- Make the beef tenderloin
- 1. Using a sharp, thin-bladed knife, remove the chain muscle from the beef tenderloin. (The chain muscle is the long, thin muscle, connective tissue, and fat that runs almost the length of the beef tenderloin.) Reserve it for another use, such as stir-frying or ground beef. Then remove the silver skin and most of the surface fat from the tenderloin.
- 2. Next, about 5 to 6 inches from the narrow end of the beef tenderloin, make a shallow cut crosswise across the tenderloin, cutting about halfway through the meat. Fold this narrow end piece under so that the tenderloin is uniformly thick from one end to the other. Secure the tenderloin with kitchen string, tying it at 1 1/2-inch intervals along the length of the tenderloin.
- 3. Place the tenderloin on a platter.
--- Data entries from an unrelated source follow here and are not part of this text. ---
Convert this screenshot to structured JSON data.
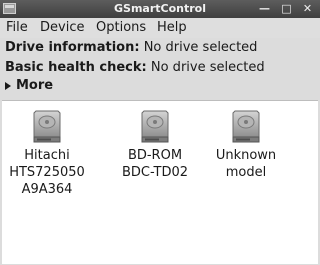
{
  "window": {
    "title": "GSmartControl"
  },
  "menubar": {
    "items": [
      {
        "label": "File"
      },
      {
        "label": "Device"
      },
      {
        "label": "Options"
      },
      {
        "label": "Help"
      }
    ]
  },
  "info": {
    "drive_information_label": "Drive information:",
    "drive_information_value": "No drive selected",
    "basic_health_label": "Basic health check:",
    "basic_health_value": "No drive selected",
    "more_label": "More"
  },
  "drives": [
    {
      "label": "Hitachi\nHTS725050\nA9A364",
      "icon": "hard-drive-icon"
    },
    {
      "label": "BD-ROM\nBDC-TD02",
      "icon": "hard-drive-icon"
    },
    {
      "label": "Unknown\nmodel",
      "icon": "hard-drive-icon"
    }
  ]
}
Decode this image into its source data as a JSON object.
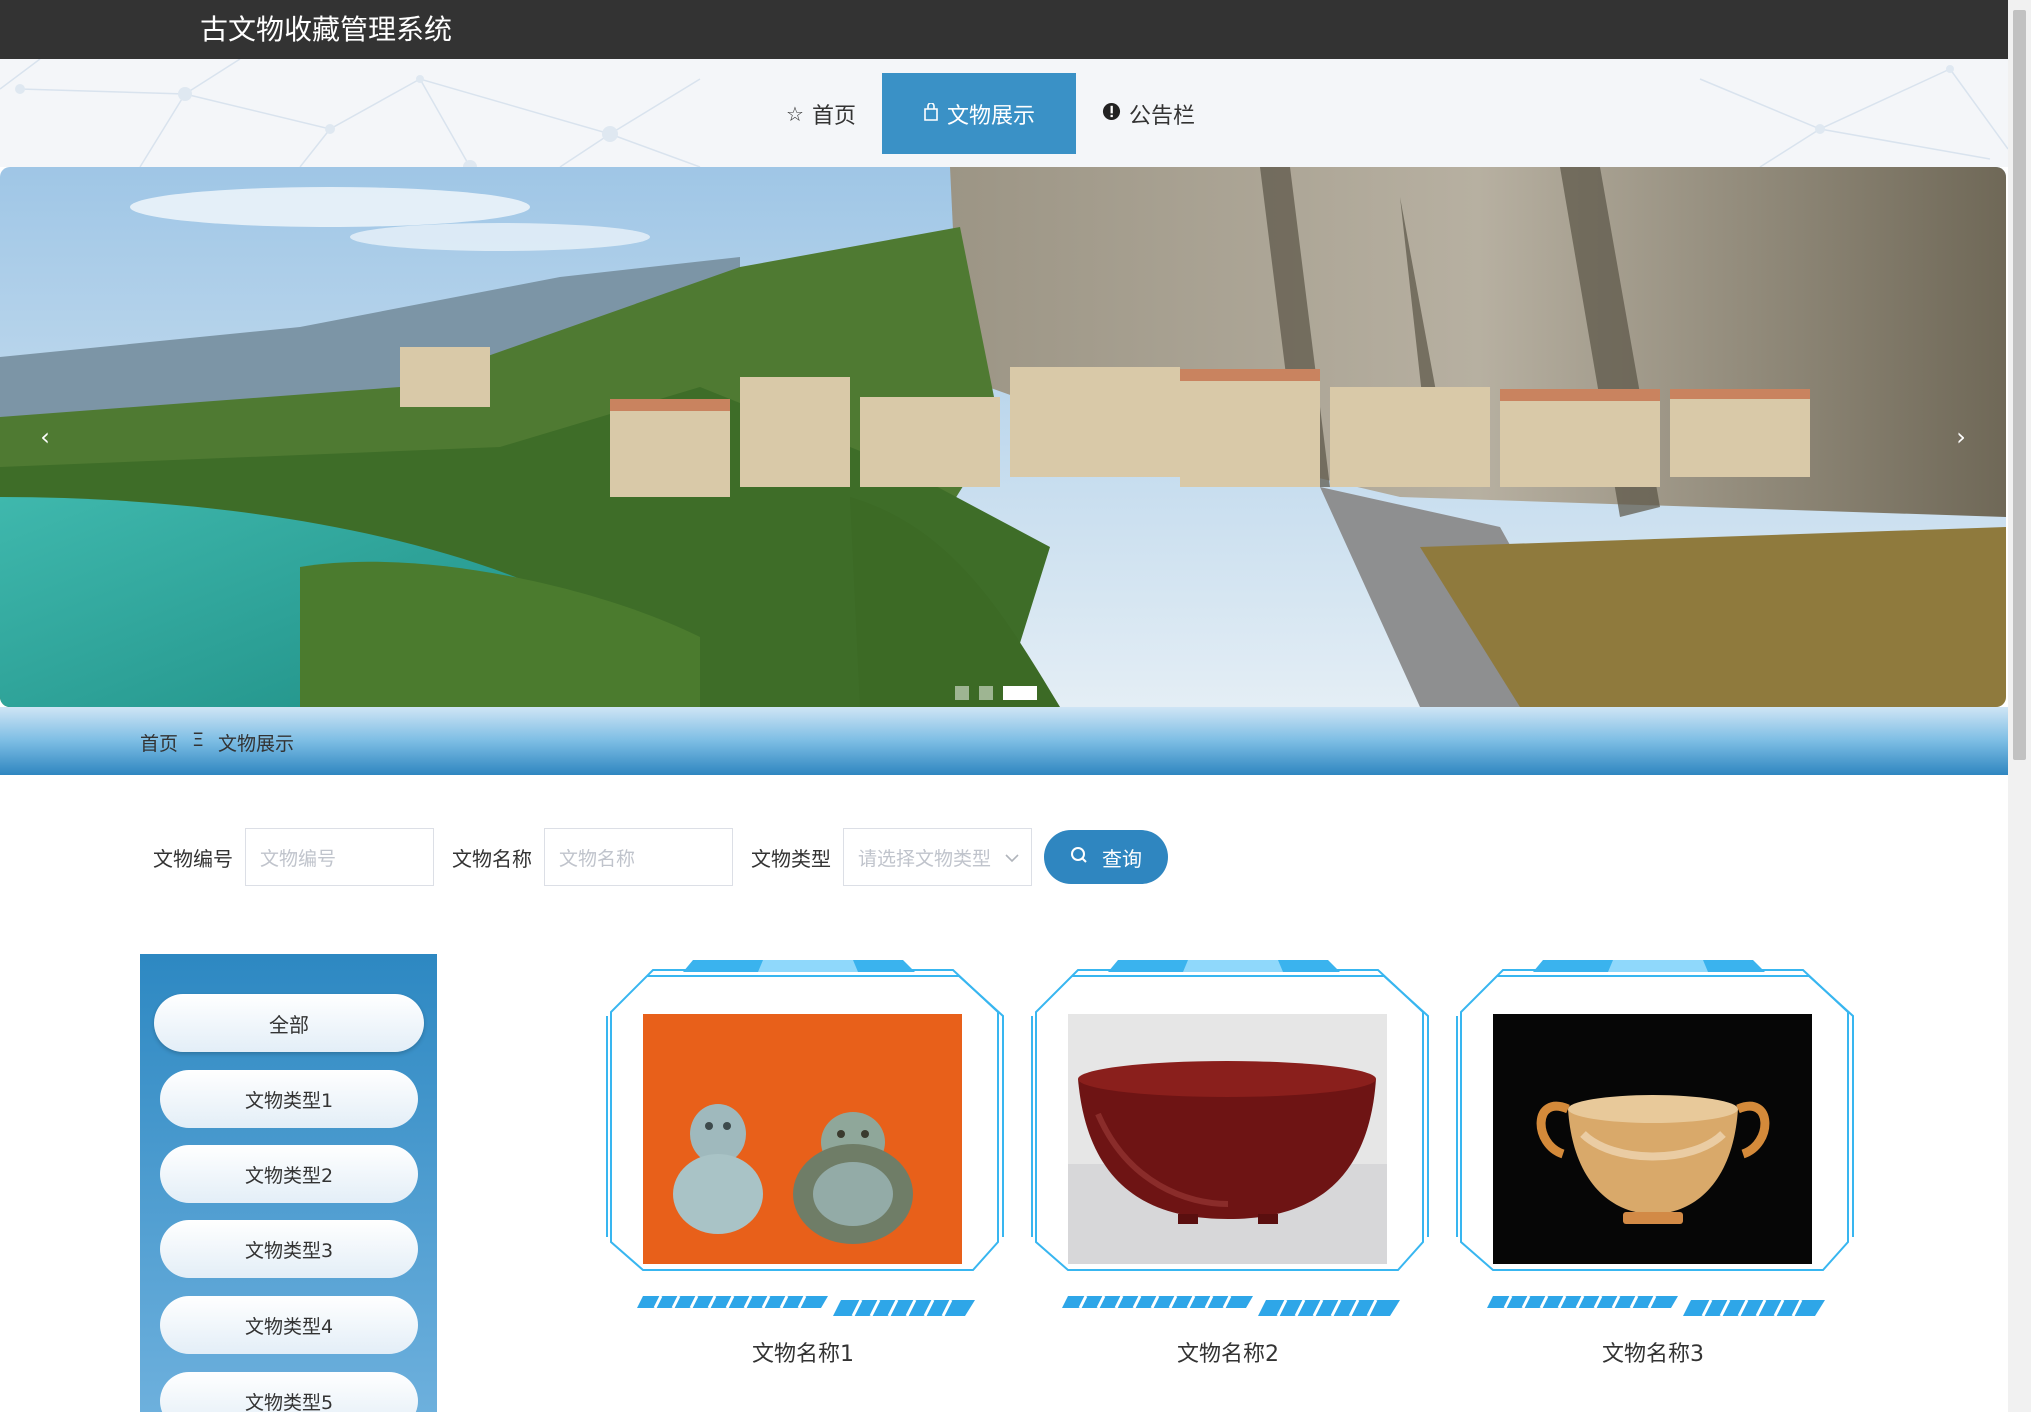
{
  "app": {
    "title": "古文物收藏管理系统"
  },
  "nav": {
    "items": [
      {
        "label": "首页",
        "icon": "star-icon"
      },
      {
        "label": "文物展示",
        "icon": "bag-icon",
        "active": true
      },
      {
        "label": "公告栏",
        "icon": "alert-icon"
      }
    ]
  },
  "carousel": {
    "slide_count": 3,
    "active_index": 2
  },
  "breadcrumb": {
    "home": "首页",
    "separator": "Ξ",
    "current": "文物展示"
  },
  "search": {
    "code_label": "文物编号",
    "code_placeholder": "文物编号",
    "name_label": "文物名称",
    "name_placeholder": "文物名称",
    "type_label": "文物类型",
    "type_placeholder": "请选择文物类型",
    "query_label": "查询"
  },
  "sidebar": {
    "items": [
      "全部",
      "文物类型1",
      "文物类型2",
      "文物类型3",
      "文物类型4",
      "文物类型5"
    ]
  },
  "cards": [
    {
      "name": "文物名称1"
    },
    {
      "name": "文物名称2"
    },
    {
      "name": "文物名称3"
    }
  ],
  "colors": {
    "accent": "#3a91c6",
    "topbar": "#333333"
  }
}
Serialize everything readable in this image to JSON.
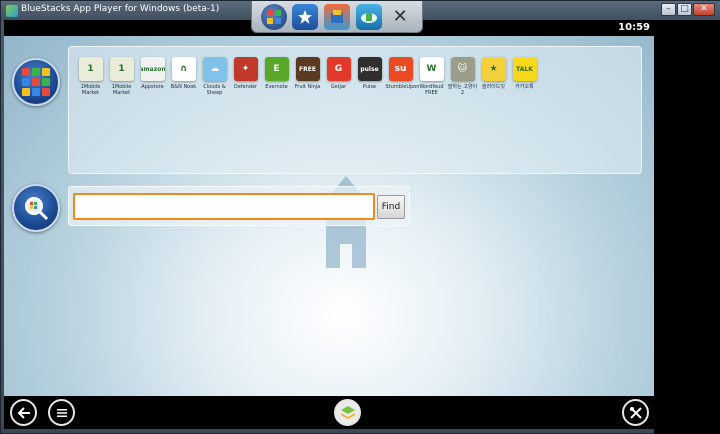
{
  "window": {
    "title": "BlueStacks App Player for Windows (beta-1)",
    "controls": [
      "–",
      "□",
      "✕"
    ]
  },
  "dock": {
    "icons": [
      "apps-grid-icon",
      "star-icon",
      "app-store-icon",
      "cloud-sync-icon",
      "close-icon"
    ],
    "close_glyph": "✕"
  },
  "status": {
    "time": "10:59"
  },
  "apps": [
    {
      "label": "1Mobile Market",
      "glyph": "1",
      "color": "#e8ecd9"
    },
    {
      "label": "1Mobile Market",
      "glyph": "1",
      "color": "#e8ecd9"
    },
    {
      "label": "Appstore",
      "glyph": "amazon",
      "color": "#f1f1f1"
    },
    {
      "label": "B&N Nook",
      "glyph": "∩",
      "color": "#ffffff"
    },
    {
      "label": "Clouds & Sheep",
      "glyph": "☁",
      "color": "#7fc3e8"
    },
    {
      "label": "Defender",
      "glyph": "✦",
      "color": "#c0392b"
    },
    {
      "label": "Evernote",
      "glyph": "E",
      "color": "#5aa82a"
    },
    {
      "label": "Fruit Ninja",
      "glyph": "FREE",
      "color": "#5b3a21"
    },
    {
      "label": "Getjar",
      "glyph": "G",
      "color": "#e23a2a"
    },
    {
      "label": "Pulse",
      "glyph": "pulse",
      "color": "#2f2f2f"
    },
    {
      "label": "StumbleUpon",
      "glyph": "su",
      "color": "#ea4b24"
    },
    {
      "label": "Wordfeud FREE",
      "glyph": "W",
      "color": "#ffffff"
    },
    {
      "label": "말하는 고양이 2",
      "glyph": "🐱",
      "color": "#9c9c8a"
    },
    {
      "label": "슬라이드잇",
      "glyph": "★",
      "color": "#f4d13a"
    },
    {
      "label": "카카오톡",
      "glyph": "TALK",
      "color": "#f8d81b"
    }
  ],
  "search": {
    "value": "",
    "placeholder": "",
    "find_label": "Find"
  },
  "colors": {
    "accent_orange": "#f08a1c",
    "side_blue": "#1e4d96"
  }
}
Brush or rub the meat on all sides with 2 tablespoons of the olive oil. Season generously with salt and pepper, firmly pressing the seasonings in with your fingertips. (The roast can be refrigerated, uncovered, for up to 24 hours. Let stand at room temperature for about 1 hour before roasting.)
- 4. In a large skillet over low heat, warm the remaining 2 tablespoons olive oil. Add the onions, stir to coat with the oil, and season to taste with salt and pepper. Cook for 2 to 3 minutes, then add 1/4 cup water, the thyme, and the balsamic vinegar. Cover and cook over low heat, stirring occasionally, until the onions are very soft but not browned, about 15 minutes. Uncover and, if any liquid remains in the pan, increase the heat to medium-high and cook just until the liquid evaporates. Again, do not let the onions color.
- 5. Position a rack in the upper third of the oven. Preheat the oven to 425°F (220°C). Arrange the onions along the center of a shallow roasting pan just large enough to hold the tenderloin. (If you have a rather large roast, you can spread the onions on the diagonal to make space for it in the pan). Place the tenderloin on the onions.
- 6. Roast the tenderloin until a thermometer inserted into the thickest part registers 125°F (52°C) for medium-rare, about 45 minutes. The roast will vary somewhat in doneness depending on the thickness of its sections. Remove the pan from the oven, transfer the meat to a platter, and tent with aluminum foil. Let rest for 10 to 15 minutes before slicing.
- Make the Madeira sauce
- 7. In a saucepan over medium-high heat, bring the 1/2 cup Madeira to a boil and cook until reduced to 1/4 cup.
- 8. Pour about 1/2 cup of the pan juices from the roasting pan through a fine-mesh sieve into the saucepan. Discard the thyme but reserve the onions in the roasting pan. Add the beef stock or broth to the saucepan, bring to a boil, and cook for 2 to 3 minutes to reduce slightly and blend the flavors. Reduce the heat to medium-low and stir in the demi-glace and red wine vinegar. Season to taste with salt and pepper and, if desired, 2 to 3 tablespoons more Madeira.
- 9. Meanwhile, place the butter and flour in a small bowl and mix together with a fork until well combined to make a beurre manié. [Editor’s Note: A beurre manié is a simple manner of thickening a sauce, lending it a rich, smooth, velvety consistency.] Reduce the heat under the sauce to low, whisk the beurre manié into the liquid a little at a time, and simmer until the sauce reaches the desired consistency, 2 to 3 minutes. Keep the sauce warm by covering it and placing it over very low heat.
- 10. Transfer the tenderloin to a carving board. Remove the strings and carve the roast into slices about 1/2 inch thick. Place a spoonful of the reserved onions onto individual plates and top with a slice of tenderloin. Spoon a little of the sauce over the meat and pass the remaining sauce at the table.